Retro art glass is generic term used to describe art glass that was produced 1950’s to the 1980’s. Much like the term vintage art glass, also a generic term, retro art glass was produced by many different companies including Blenko, Fenton, Anchor Hocking, Fostoria and many others too numerous to list.
In addition to NOVA-Antiques.com and Outasite!! Collectibles, these terms, sometimes used interchangeably appear in many of the top websites including Amazon.com, Ebay, All Things Green and others too numerous to list. In fact, plugging retro art glass into the Google search engine brings back about 1.5 million search results and on Yahoo it brings back more than 20.2 million results. These entire search results refer to art glass produced in the past. Why this company has decided to single us out, we are unsure. However we will find out and we will make them pay damages for singling us out and getting our listing removed.
This week, we were informed that a California company had trademarked the name with patent and trademark office. After doing some research, we have found that a generic name cannot be trademarked and that it would be difficult at best for the company to stop others from using the generic term. One of the most recent cases involves Hotels.com, which was not allowed to trademark the name because hotel is a generic term used to describe temporary lodging. As another example, Pepsi ® and Coke ® are brand names or trademark names but cola and soda cannot be trademarked.
According to an article on the Citizen Medial Law Project, “a generic name can never receive trademark protection.” Additionally, an Overview of Trademark Law on a Harvard University website states, “a generic mark is a mark that describes the general category to which the underlying product belongs. For example, the term "Computer" is a generic term for computer equipment. Generic marks are entitled to no protection under trademark law. Thus, a manufacturer selling "Computer" brand computers (or "Apple" brand apples, etc.) would have no exclusive right to use that term with respect to that product. Generic terms are not protected by trademark law because they are simply too useful for identifying a particular product. Giving a single manufacturer control over use of the term would give that manufacturer too great a competitive advantage.”
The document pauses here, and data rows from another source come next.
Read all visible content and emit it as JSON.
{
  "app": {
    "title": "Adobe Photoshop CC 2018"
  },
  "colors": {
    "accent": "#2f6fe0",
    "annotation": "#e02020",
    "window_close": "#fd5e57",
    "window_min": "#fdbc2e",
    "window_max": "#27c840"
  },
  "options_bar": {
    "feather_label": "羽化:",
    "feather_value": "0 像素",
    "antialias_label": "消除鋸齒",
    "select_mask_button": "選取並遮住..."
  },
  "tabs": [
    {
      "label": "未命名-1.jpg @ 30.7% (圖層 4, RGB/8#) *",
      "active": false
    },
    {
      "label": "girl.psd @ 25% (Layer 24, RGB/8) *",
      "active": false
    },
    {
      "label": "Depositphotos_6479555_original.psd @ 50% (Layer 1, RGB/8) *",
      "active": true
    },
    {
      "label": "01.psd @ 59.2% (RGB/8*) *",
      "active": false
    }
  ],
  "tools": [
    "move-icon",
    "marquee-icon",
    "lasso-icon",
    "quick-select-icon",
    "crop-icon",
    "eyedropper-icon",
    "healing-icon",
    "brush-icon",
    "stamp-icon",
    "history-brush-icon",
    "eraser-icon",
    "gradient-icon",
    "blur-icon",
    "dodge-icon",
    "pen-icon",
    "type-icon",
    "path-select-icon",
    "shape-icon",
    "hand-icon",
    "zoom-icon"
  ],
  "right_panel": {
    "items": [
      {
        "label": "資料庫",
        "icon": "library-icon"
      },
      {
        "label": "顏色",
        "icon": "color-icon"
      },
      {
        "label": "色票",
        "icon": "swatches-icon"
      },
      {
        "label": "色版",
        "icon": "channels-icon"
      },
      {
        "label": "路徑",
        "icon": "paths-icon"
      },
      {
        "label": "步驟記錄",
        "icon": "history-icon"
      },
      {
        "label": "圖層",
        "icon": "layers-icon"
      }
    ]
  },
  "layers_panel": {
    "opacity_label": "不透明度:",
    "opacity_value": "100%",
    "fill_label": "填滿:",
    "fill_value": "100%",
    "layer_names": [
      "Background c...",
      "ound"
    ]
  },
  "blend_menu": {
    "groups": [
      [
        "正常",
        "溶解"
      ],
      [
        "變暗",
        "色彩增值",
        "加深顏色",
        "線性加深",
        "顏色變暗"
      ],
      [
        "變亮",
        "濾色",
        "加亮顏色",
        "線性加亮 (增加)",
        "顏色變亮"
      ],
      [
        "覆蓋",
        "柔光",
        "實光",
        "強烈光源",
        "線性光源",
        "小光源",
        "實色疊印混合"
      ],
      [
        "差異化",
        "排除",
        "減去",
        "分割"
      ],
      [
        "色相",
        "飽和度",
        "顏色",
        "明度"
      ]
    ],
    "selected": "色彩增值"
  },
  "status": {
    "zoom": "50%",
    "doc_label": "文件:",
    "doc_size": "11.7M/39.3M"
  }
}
Due to this trademark dispute, Outasite!! Collectibles’ listing for retro art glass was removed from the Yahoo search engine listing today. Until we successfully get our listing placed back on Yahoo, please click here to see our retro art glass on Outasite!! Collectibles.